## WHAT THE TASK ASKS
The answer must be an exact copy of the records below, with every picture left out.

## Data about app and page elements
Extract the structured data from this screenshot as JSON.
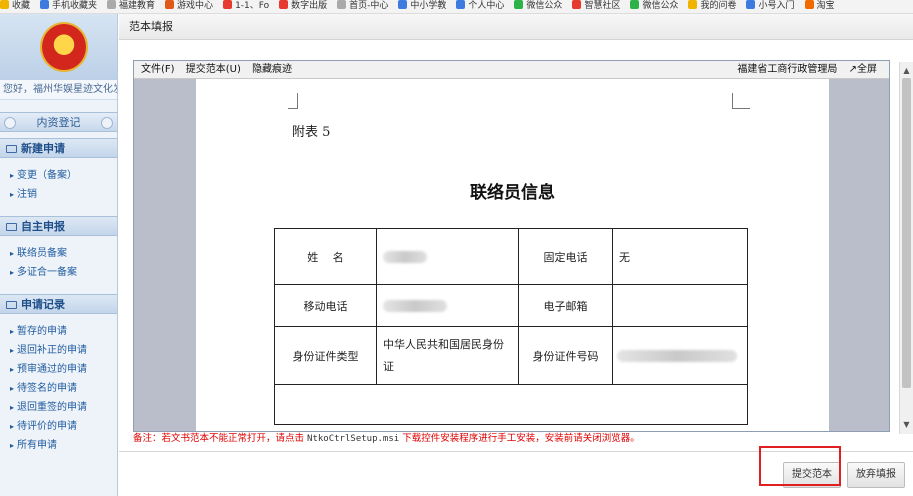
{
  "bookmarks": [
    {
      "label": "收藏",
      "color": "#f0b400"
    },
    {
      "label": "手机收藏夹",
      "color": "#3d7be0"
    },
    {
      "label": "福建教育",
      "color": "#aaaaaa"
    },
    {
      "label": "游戏中心",
      "color": "#e05a1a"
    },
    {
      "label": "1-1、Fo",
      "color": "#e63a2e"
    },
    {
      "label": "数字出版",
      "color": "#e63a2e"
    },
    {
      "label": "首页-中心",
      "color": "#aaaaaa"
    },
    {
      "label": "中小学教",
      "color": "#3d7be0"
    },
    {
      "label": "个人中心",
      "color": "#3d7be0"
    },
    {
      "label": "微信公众",
      "color": "#2db24a"
    },
    {
      "label": "智慧社区",
      "color": "#e63a2e"
    },
    {
      "label": "微信公众",
      "color": "#2db24a"
    },
    {
      "label": "我的问卷",
      "color": "#f0b400"
    },
    {
      "label": "小号入门",
      "color": "#3d7be0"
    },
    {
      "label": "淘宝",
      "color": "#f06a00"
    }
  ],
  "sidebar": {
    "greeting": "您好，福州华娱星迹文化发展",
    "tab_label": "内资登记",
    "sections": [
      {
        "title": "新建申请",
        "items": [
          "变更（备案）",
          "注销"
        ]
      },
      {
        "title": "自主申报",
        "items": [
          "联络员备案",
          "多证合一备案"
        ]
      },
      {
        "title": "申请记录",
        "items": [
          "暂存的申请",
          "退回补正的申请",
          "预审通过的申请",
          "待签名的申请",
          "退回重签的申请",
          "待评价的申请",
          "所有申请"
        ]
      }
    ]
  },
  "main": {
    "title": "范本填报",
    "menu": {
      "file": "文件(F)",
      "submit": "提交范本(U)",
      "hide_marks": "隐藏痕迹",
      "org": "福建省工商行政管理局",
      "fullscreen": "↗全屏"
    },
    "document": {
      "appendix": "附表 5",
      "title": "联络员信息",
      "rows": [
        {
          "l1": "姓　 名",
          "v1": "",
          "l2": "固定电话",
          "v2": "无"
        },
        {
          "l1": "移动电话",
          "v1": "",
          "l2": "电子邮箱",
          "v2": ""
        },
        {
          "l1": "身份证件类型",
          "v1": "中华人民共和国居民身份证",
          "l2": "身份证件号码",
          "v2": ""
        }
      ]
    },
    "notice": {
      "prefix": "备注：若文书范本不能正常打开，请点击",
      "file": "NtkoCtrlSetup.msi",
      "suffix": "下载控件安装程序进行手工安装，安装前请关闭浏览器。"
    },
    "buttons": {
      "submit": "提交范本",
      "give_up": "放弃填报"
    }
  },
  "colors": {
    "accent_blue": "#1f5b9e",
    "notice_red": "#e00000",
    "highlight_red": "#e02020"
  }
}
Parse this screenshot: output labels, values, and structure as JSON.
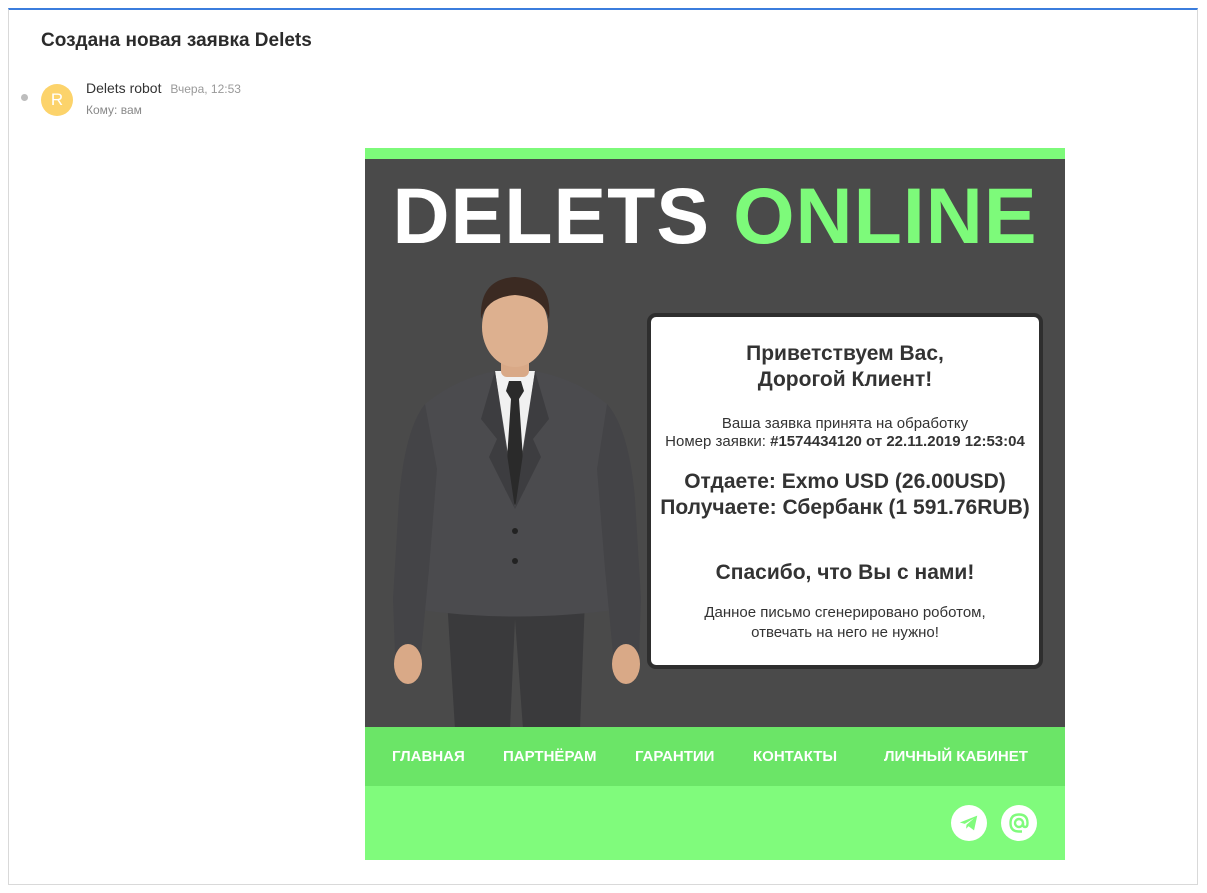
{
  "message": {
    "subject": "Создана новая заявка Delets",
    "sender_initial": "R",
    "sender_name": "Delets robot",
    "sent_time": "Вчера, 12:53",
    "recipient": "Кому: вам"
  },
  "email": {
    "brand_white": "DELETS",
    "brand_green": "ONLINE",
    "card": {
      "greet_line1": "Приветствуем Вас,",
      "greet_line2": "Дорогой Клиент!",
      "accepted": "Ваша заявка принята на обработку",
      "order_label": "Номер заявки: ",
      "order_value": "#1574434120 от 22.11.2019 12:53:04",
      "give": "Отдаете: Exmo USD (26.00USD)",
      "get": "Получаете: Сбербанк (1 591.76RUB)",
      "thanks": "Спасибо, что Вы с нами!",
      "note_line1": "Данное письмо сгенерировано роботом,",
      "note_line2": "отвечать на него не нужно!"
    },
    "nav": [
      "ГЛАВНАЯ",
      "ПАРТНЁРАМ",
      "ГАРАНТИИ",
      "КОНТАКТЫ",
      "ЛИЧНЫЙ КАБИНЕТ"
    ],
    "social_icons": [
      "telegram-icon",
      "email-at-icon"
    ]
  },
  "colors": {
    "accent_green": "#7dfa7a",
    "nav_green": "#6be567",
    "hero_dark": "#4a4a4a",
    "avatar": "#fcd36b"
  }
}
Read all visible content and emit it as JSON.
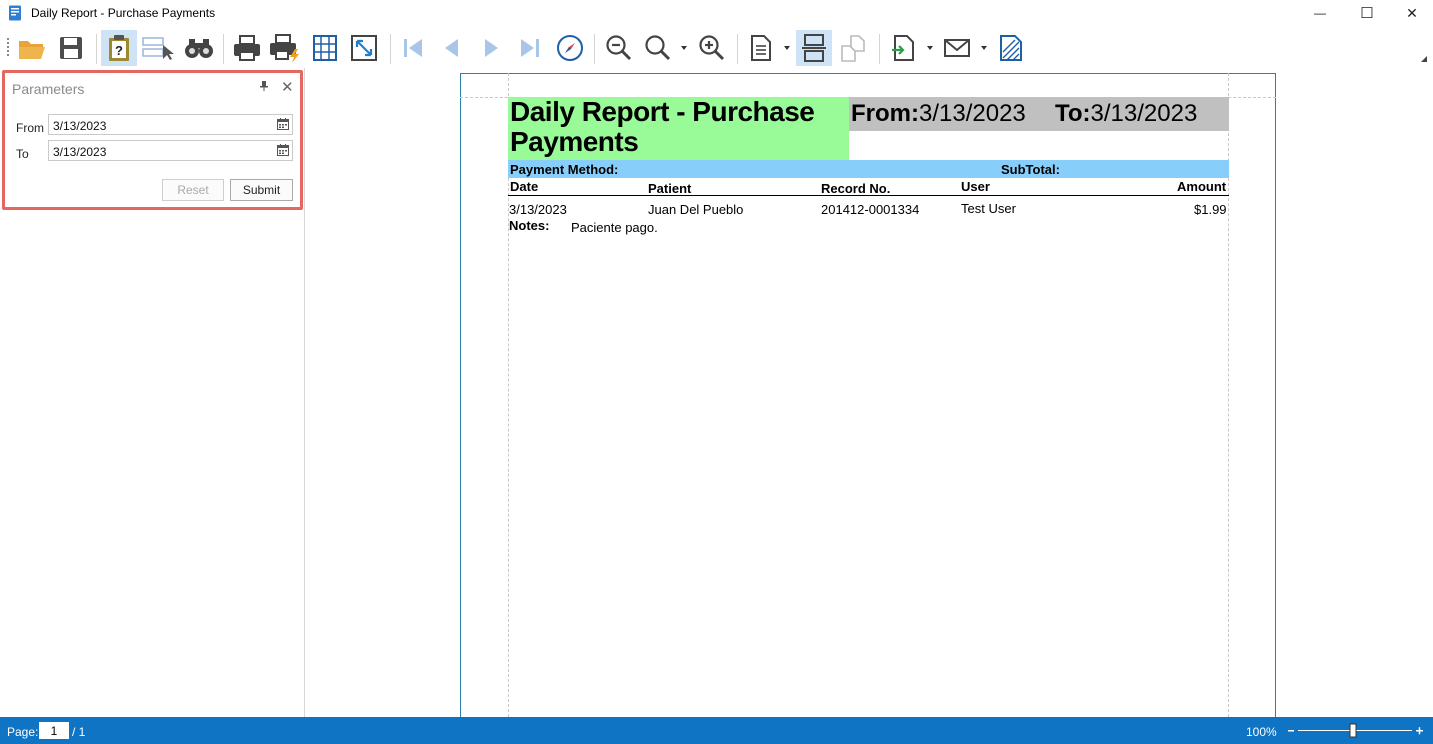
{
  "window": {
    "title": "Daily Report - Purchase Payments",
    "min_glyph": "—",
    "max_glyph": "☐",
    "close_glyph": "✕"
  },
  "toolbar": {
    "items": [
      "open-icon",
      "save-icon",
      "parameters-icon",
      "editing-fields-icon",
      "search-icon",
      "print-icon",
      "quick-print-icon",
      "page-setup-icon",
      "scale-icon",
      "first-page-icon",
      "previous-page-icon",
      "next-page-icon",
      "last-page-icon",
      "navigation-pane-icon",
      "zoom-out-icon",
      "zoom-icon",
      "zoom-in-icon",
      "single-page-icon",
      "multipage-icon",
      "export-icon",
      "send-email-icon",
      "watermark-icon"
    ]
  },
  "parameters": {
    "title": "Parameters",
    "from_label": "From",
    "from_value": "3/13/2023",
    "to_label": "To",
    "to_value": "3/13/2023",
    "reset_label": "Reset",
    "submit_label": "Submit"
  },
  "report": {
    "title_line1": "Daily Report - Purchase",
    "title_line2": "Payments",
    "from_label": "From:",
    "from_value": "3/13/2023",
    "to_label": "To:",
    "to_value": "3/13/2023",
    "payment_method_label": "Payment Method:",
    "subtotal_label": "SubTotal:",
    "columns": {
      "date": "Date",
      "patient": "Patient",
      "record": "Record No.",
      "user": "User",
      "amount": "Amount"
    },
    "rows": [
      {
        "date": "3/13/2023",
        "patient": "Juan Del Pueblo",
        "record": "201412-0001334",
        "user": "Test User",
        "amount": "$1.99",
        "notes_label": "Notes:",
        "notes": "Paciente pago."
      }
    ]
  },
  "statusbar": {
    "page_label": "Page:",
    "page_value": "1",
    "page_total": "/ 1",
    "zoom": "100%"
  },
  "colors": {
    "title_band": "#98fb98",
    "date_band": "#c0c0c0",
    "header_band": "#87cefa",
    "statusbar": "#1074c4",
    "highlight": "#e3685f"
  }
}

## RESPONSE TO THE EXERCISE
Extract the structured data from this screenshot as JSON.
{
  "bookmarks": [
    {
      "label": "收藏",
      "color": "#f0b400"
    },
    {
      "label": "手机收藏夹",
      "color": "#3d7be0"
    },
    {
      "label": "福建教育",
      "color": "#aaaaaa"
    },
    {
      "label": "游戏中心",
      "color": "#e05a1a"
    },
    {
      "label": "1-1、Fo",
      "color": "#e63a2e"
    },
    {
      "label": "数字出版",
      "color": "#e63a2e"
    },
    {
      "label": "首页-中心",
      "color": "#aaaaaa"
    },
    {
      "label": "中小学教",
      "color": "#3d7be0"
    },
    {
      "label": "个人中心",
      "color": "#3d7be0"
    },
    {
      "label": "微信公众",
      "color": "#2db24a"
    },
    {
      "label": "智慧社区",
      "color": "#e63a2e"
    },
    {
      "label": "微信公众",
      "color": "#2db24a"
    },
    {
      "label": "我的问卷",
      "color": "#f0b400"
    },
    {
      "label": "小号入门",
      "color": "#3d7be0"
    },
    {
      "label": "淘宝",
      "color": "#f06a00"
    }
  ],
  "sidebar": {
    "greeting": "您好，福州华娱星迹文化发展",
    "tab_label": "内资登记",
    "sections": [
      {
        "title": "新建申请",
        "items": [
          "变更（备案）",
          "注销"
        ]
      },
      {
        "title": "自主申报",
        "items": [
          "联络员备案",
          "多证合一备案"
        ]
      },
      {
        "title": "申请记录",
        "items": [
          "暂存的申请",
          "退回补正的申请",
          "预审通过的申请",
          "待签名的申请",
          "退回重签的申请",
          "待评价的申请",
          "所有申请"
        ]
      }
    ]
  },
  "main": {
    "title": "范本填报",
    "menu": {
      "file": "文件(F)",
      "submit": "提交范本(U)",
      "hide_marks": "隐藏痕迹",
      "org": "福建省工商行政管理局",
      "fullscreen": "↗全屏"
    },
    "document": {
      "appendix": "附表 5",
      "title": "联络员信息",
      "rows": [
        {
          "l1": "姓　 名",
          "v1": "",
          "l2": "固定电话",
          "v2": "无"
        },
        {
          "l1": "移动电话",
          "v1": "",
          "l2": "电子邮箱",
          "v2": ""
        },
        {
          "l1": "身份证件类型",
          "v1": "中华人民共和国居民身份证",
          "l2": "身份证件号码",
          "v2": ""
        }
      ]
    },
    "notice": {
      "prefix": "备注：若文书范本不能正常打开，请点击",
      "file": "NtkoCtrlSetup.msi",
      "suffix": "下载控件安装程序进行手工安装，安装前请关闭浏览器。"
    },
    "buttons": {
      "submit": "提交范本",
      "give_up": "放弃填报"
    }
  },
  "colors": {
    "accent_blue": "#1f5b9e",
    "notice_red": "#e00000",
    "highlight_red": "#e02020"
  }
}
Parse this screenshot: output labels, values, and structure as JSON.
{
  "message": {
    "subject": "Создана новая заявка Delets",
    "sender_initial": "R",
    "sender_name": "Delets robot",
    "sent_time": "Вчера, 12:53",
    "recipient": "Кому: вам"
  },
  "email": {
    "brand_white": "DELETS",
    "brand_green": "ONLINE",
    "card": {
      "greet_line1": "Приветствуем Вас,",
      "greet_line2": "Дорогой Клиент!",
      "accepted": "Ваша заявка принята на обработку",
      "order_label": "Номер заявки: ",
      "order_value": "#1574434120 от 22.11.2019 12:53:04",
      "give": "Отдаете: Exmo USD (26.00USD)",
      "get": "Получаете: Сбербанк (1 591.76RUB)",
      "thanks": "Спасибо, что Вы с нами!",
      "note_line1": "Данное письмо сгенерировано роботом,",
      "note_line2": "отвечать на него не нужно!"
    },
    "nav": [
      "ГЛАВНАЯ",
      "ПАРТНЁРАМ",
      "ГАРАНТИИ",
      "КОНТАКТЫ",
      "ЛИЧНЫЙ КАБИНЕТ"
    ],
    "social_icons": [
      "telegram-icon",
      "email-at-icon"
    ]
  },
  "colors": {
    "accent_green": "#7dfa7a",
    "nav_green": "#6be567",
    "hero_dark": "#4a4a4a",
    "avatar": "#fcd36b"
  }
}
Read all visible content and emit it as JSON.
{
  "window": {
    "title": "Daily Report - Purchase Payments",
    "min_glyph": "—",
    "max_glyph": "☐",
    "close_glyph": "✕"
  },
  "toolbar": {
    "items": [
      "open-icon",
      "save-icon",
      "parameters-icon",
      "editing-fields-icon",
      "search-icon",
      "print-icon",
      "quick-print-icon",
      "page-setup-icon",
      "scale-icon",
      "first-page-icon",
      "previous-page-icon",
      "next-page-icon",
      "last-page-icon",
      "navigation-pane-icon",
      "zoom-out-icon",
      "zoom-icon",
      "zoom-in-icon",
      "single-page-icon",
      "multipage-icon",
      "export-icon",
      "send-email-icon",
      "watermark-icon"
    ]
  },
  "parameters": {
    "title": "Parameters",
    "from_label": "From",
    "from_value": "3/13/2023",
    "to_label": "To",
    "to_value": "3/13/2023",
    "reset_label": "Reset",
    "submit_label": "Submit"
  },
  "report": {
    "title_line1": "Daily Report - Purchase",
    "title_line2": "Payments",
    "from_label": "From:",
    "from_value": "3/13/2023",
    "to_label": "To:",
    "to_value": "3/13/2023",
    "payment_method_label": "Payment Method:",
    "subtotal_label": "SubTotal:",
    "columns": {
      "date": "Date",
      "patient": "Patient",
      "record": "Record No.",
      "user": "User",
      "amount": "Amount"
    },
    "rows": [
      {
        "date": "3/13/2023",
        "patient": "Juan Del Pueblo",
        "record": "201412-0001334",
        "user": "Test User",
        "amount": "$1.99",
        "notes_label": "Notes:",
        "notes": "Paciente pago."
      }
    ]
  },
  "statusbar": {
    "page_label": "Page:",
    "page_value": "1",
    "page_total": "/ 1",
    "zoom": "100%"
  },
  "colors": {
    "title_band": "#98fb98",
    "date_band": "#c0c0c0",
    "header_band": "#87cefa",
    "statusbar": "#1074c4",
    "highlight": "#e3685f"
  }
}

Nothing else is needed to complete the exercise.